The aim of Operation Childlife is to provide surgical procedures in developing countries while training the local doctors and nurses on how best to deliver effective results for themselves when we are not present. This means there is a steady transfer of skills from us to them and vice versa.
Located in South East Asia and with a population of over 86 million, Vietnam is the 13th most populous country in the world. Operation Childlife offer their support to Hospital No. 2, located in Ho Chi Minh City.
The overall quality of health in Vietnam is regarded as good and as of 2009 life expectancy is 76 for women and 72 for men. In Ireland the comparative figures are 81.6 years for women and 76.8 years for men.
More concerning however is the infant mortality rate which in Vietnam is 12 per 1,000 births compared to 3.5 in Ireland.
While the Irish health sector is often open to criticism due to lack of financial resource government spending as a percentage of GDP in Ireland is 6.9% compared to just 0.9% in Vietnam. This suggests that the healthcare sector in Vietnam is being significantly underfunded and this undoubtedly has an impact on infant mortality rates.
Located in central East Africa and bordered by Kenya and Uganda to the north, Rwanda, Burundi and the Democratic Republic of the Congo to the west, and Zambia, Malawi and Mozambique to the south.
As of 2006, the estimated population is 38,329,000, with an estimated growth rate of 2 percent.
The overall quality of health in Tanzania is poor which is confirmed by the fact that the under-five mortality rate in 2006 was 118 out of 1,000. Life expectancy at birth in 2006 was 50 years. The 15-60 year old adult mortality rate in 2006 was 518 out of 1,000 males and 493 out of 1,000 females.
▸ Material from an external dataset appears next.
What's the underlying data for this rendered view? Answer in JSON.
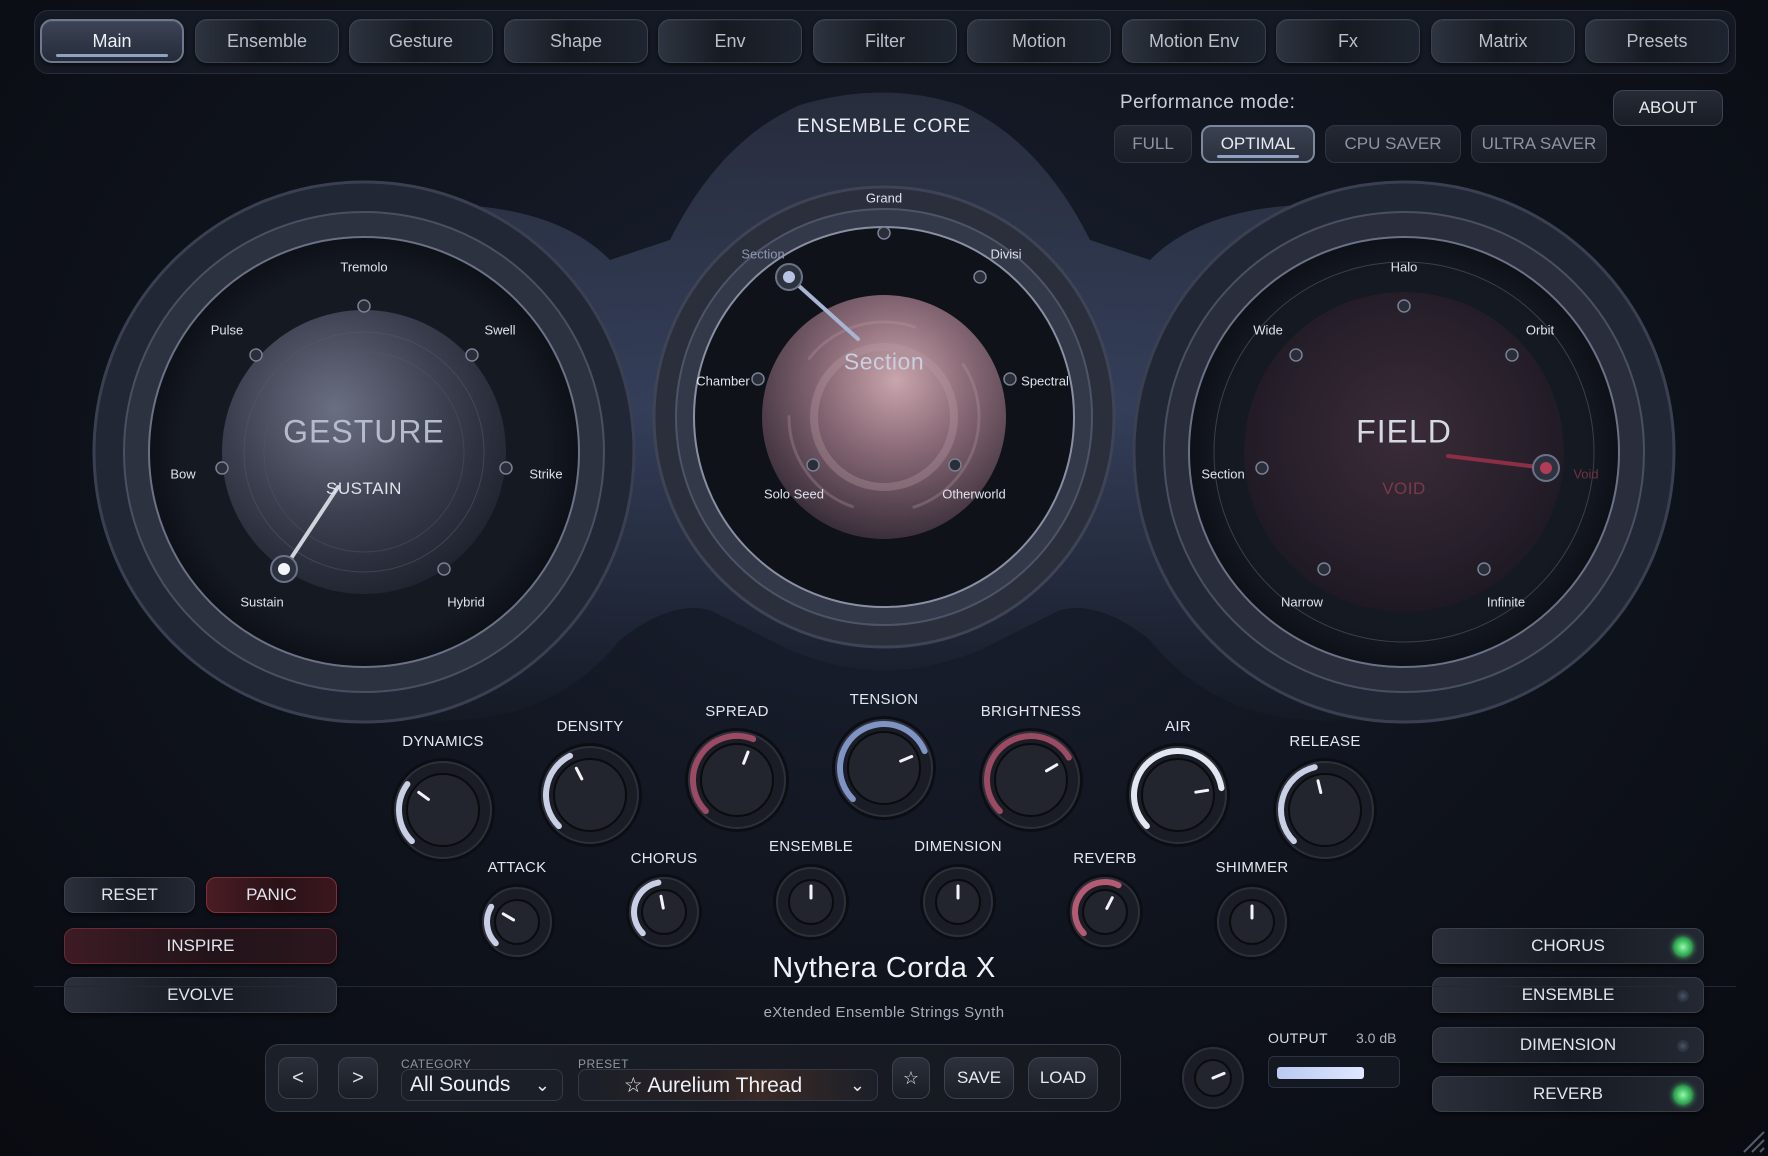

The need for our expertise is therefore great and we commenced operations in 2008 and have focused our efforts to date to upgrade the local surgical oncology service by direct hands-on training. The focus is to provide surgical anaesthetic skills to effectively and safely resection complex paediatric solid tumours such as Wilms tumour. Our ambition is to help establish a complete oncology program and upskill all members of the oncology team from pathology, radiology, oncology and surgery. The program is in Tanzania at the specific request of Dr Patricia Scanlon, Consultant Paediatric Oncologist who has worked in Dar es Salaam for the past 6 years. We have recently been supported by Children in Crossfire and hope to have their help for the next three years.
Following the great advances we have supported in Vietnam it is our objective to ensure our up-skilling can make a positive impact on the people in Tanzania.
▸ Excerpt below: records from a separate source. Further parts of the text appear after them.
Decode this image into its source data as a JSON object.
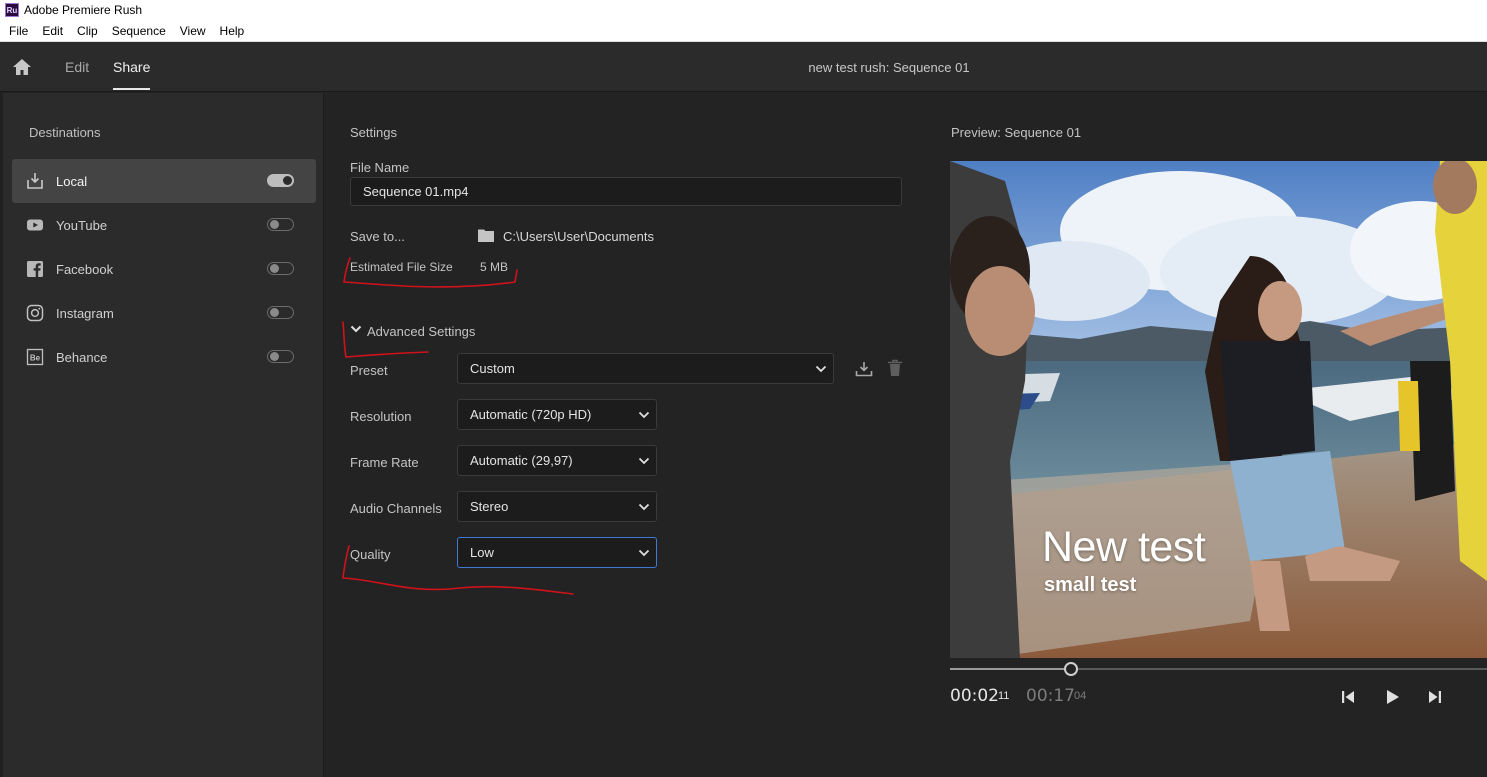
{
  "app": {
    "logo": "Ru",
    "title": "Adobe Premiere Rush"
  },
  "menu": [
    "File",
    "Edit",
    "Clip",
    "Sequence",
    "View",
    "Help"
  ],
  "topnav": {
    "home_icon": "home-icon",
    "tabs": [
      "Edit",
      "Share"
    ],
    "active_tab": "Share",
    "sequence_title": "new test rush: Sequence 01"
  },
  "sidebar": {
    "heading": "Destinations",
    "items": [
      {
        "label": "Local",
        "icon": "download-icon",
        "enabled": true
      },
      {
        "label": "YouTube",
        "icon": "youtube-icon",
        "enabled": false
      },
      {
        "label": "Facebook",
        "icon": "facebook-icon",
        "enabled": false
      },
      {
        "label": "Instagram",
        "icon": "instagram-icon",
        "enabled": false
      },
      {
        "label": "Behance",
        "icon": "behance-icon",
        "enabled": false
      }
    ]
  },
  "settings": {
    "heading": "Settings",
    "file_name_label": "File Name",
    "file_name_value": "Sequence 01.mp4",
    "save_to_label": "Save to...",
    "save_to_path": "C:\\Users\\User\\Documents",
    "size_label": "Estimated File Size",
    "size_value": "5 MB",
    "advanced_label": "Advanced Settings",
    "preset_label": "Preset",
    "preset_value": "Custom",
    "resolution_label": "Resolution",
    "resolution_value": "Automatic (720p HD)",
    "framerate_label": "Frame Rate",
    "framerate_value": "Automatic (29,97)",
    "audio_label": "Audio Channels",
    "audio_value": "Stereo",
    "quality_label": "Quality",
    "quality_value": "Low"
  },
  "preview": {
    "title": "Preview: Sequence 01",
    "overlay_title": "New test",
    "overlay_subtitle": "small test",
    "current_time": "00:02",
    "current_frames": "11",
    "total_time": "00:17",
    "total_frames": "04",
    "playhead_progress": 0.14
  },
  "colors": {
    "annotation": "#d0121b",
    "accent": "#3e7ad6",
    "panel": "#2b2b2b",
    "background": "#232323"
  }
}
The team headed by Professor Corbally were in Tanzania in July 2011 where they worked to upskill the surgical teams in Mhimbili National Hospital Dar es Salaam in the surgical and anaesthetic management of paediatric solid tumours. We signed a MOU with Children in Crossfire (Tanzania) to provide support from 2011-2013. Since thyen we have made a number of trips to Muhumbili Hospital, including oncology, oncological surgery, urology and other surgical specialties.
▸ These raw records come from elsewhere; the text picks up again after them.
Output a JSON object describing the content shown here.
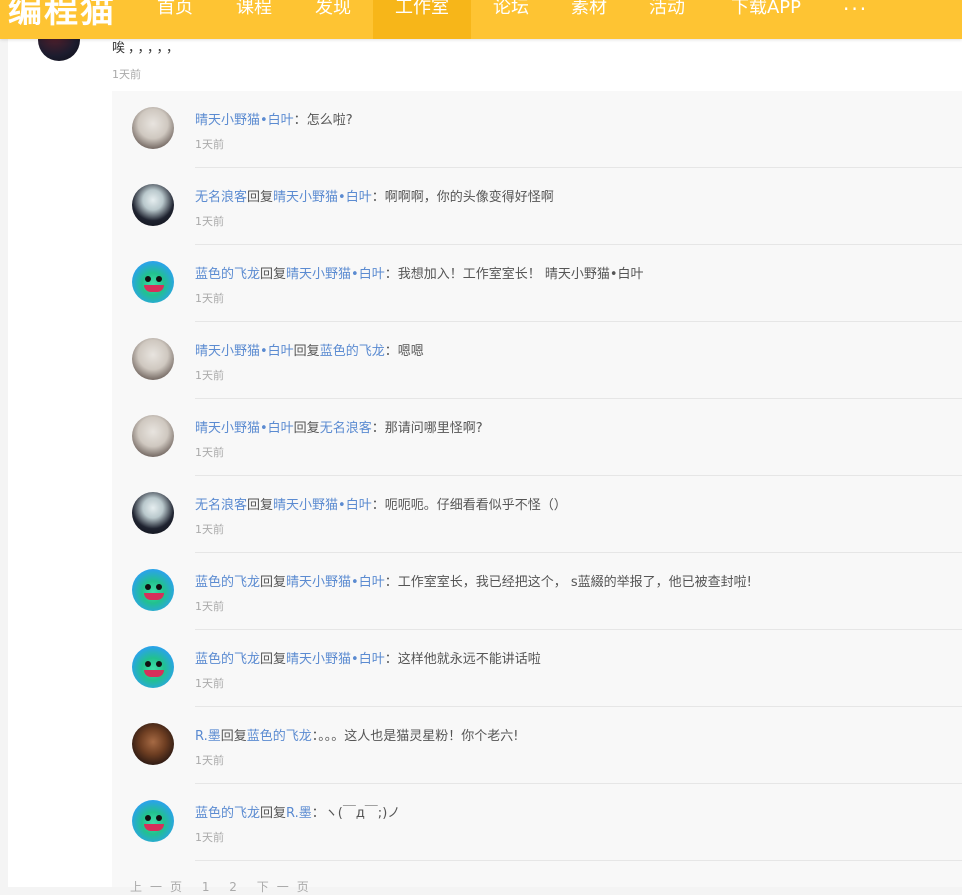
{
  "nav": {
    "logo": "编程猫",
    "items": [
      {
        "label": "首页"
      },
      {
        "label": "课程"
      },
      {
        "label": "发现"
      },
      {
        "label": "工作室",
        "active": true
      },
      {
        "label": "论坛"
      },
      {
        "label": "素材"
      },
      {
        "label": "活动"
      },
      {
        "label": "下载APP"
      }
    ],
    "more": "···"
  },
  "top_comment": {
    "text": "唉，，，，，",
    "time": "1天前"
  },
  "replies": [
    {
      "author": "晴天小野猫•白叶",
      "reply_word": "",
      "target": "",
      "sep": "：",
      "text": "怎么啦?",
      "time": "1天前",
      "avatar": "cat-girl"
    },
    {
      "author": "无名浪客",
      "reply_word": "回复",
      "target": "晴天小野猫•白叶",
      "sep": "：",
      "text": "啊啊啊，你的头像变得好怪啊",
      "time": "1天前",
      "avatar": "dark-girl"
    },
    {
      "author": "蓝色的飞龙",
      "reply_word": "回复",
      "target": "晴天小野猫•白叶",
      "sep": "：",
      "text": "我想加入！工作室室长！ 晴天小野猫•白叶",
      "time": "1天前",
      "avatar": "dragon"
    },
    {
      "author": "晴天小野猫•白叶",
      "reply_word": "回复",
      "target": "蓝色的飞龙",
      "sep": "：",
      "text": "嗯嗯",
      "time": "1天前",
      "avatar": "cat-girl"
    },
    {
      "author": "晴天小野猫•白叶",
      "reply_word": "回复",
      "target": "无名浪客",
      "sep": "：",
      "text": "那请问哪里怪啊?",
      "time": "1天前",
      "avatar": "cat-girl"
    },
    {
      "author": "无名浪客",
      "reply_word": "回复",
      "target": "晴天小野猫•白叶",
      "sep": "：",
      "text": "呃呃呃。仔细看看似乎不怪（）",
      "time": "1天前",
      "avatar": "dark-girl"
    },
    {
      "author": "蓝色的飞龙",
      "reply_word": "回复",
      "target": "晴天小野猫•白叶",
      "sep": "：",
      "text": "工作室室长，我已经把这个， s蓝綴的举报了，他已被查封啦!",
      "time": "1天前",
      "avatar": "dragon"
    },
    {
      "author": "蓝色的飞龙",
      "reply_word": "回复",
      "target": "晴天小野猫•白叶",
      "sep": "：",
      "text": "这样他就永远不能讲话啦",
      "time": "1天前",
      "avatar": "dragon"
    },
    {
      "author": "R.墨",
      "reply_word": "回复",
      "target": "蓝色的飞龙",
      "sep": "：",
      "text": "。。。这人也是猫灵星粉！你个老六!",
      "time": "1天前",
      "avatar": "r-mo"
    },
    {
      "author": "蓝色的飞龙",
      "reply_word": "回复",
      "target": "R.墨",
      "sep": "：",
      "text": "ヽ(￣д￣;)ノ",
      "time": "1天前",
      "avatar": "dragon"
    }
  ],
  "bottom_hint": "上一页 1 2 下一页"
}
We hope to start a clinical relationship with Angkor Children’s Hospital in Cambodia in 2017. This will consist of a small OCL general surgical team. We will go out and assist the local team in their surgical work, get to know them, see their capabilities and let them know ours. Hopefully our clinical relationship will develop to the point where we can help them with more complex surgery afterwards.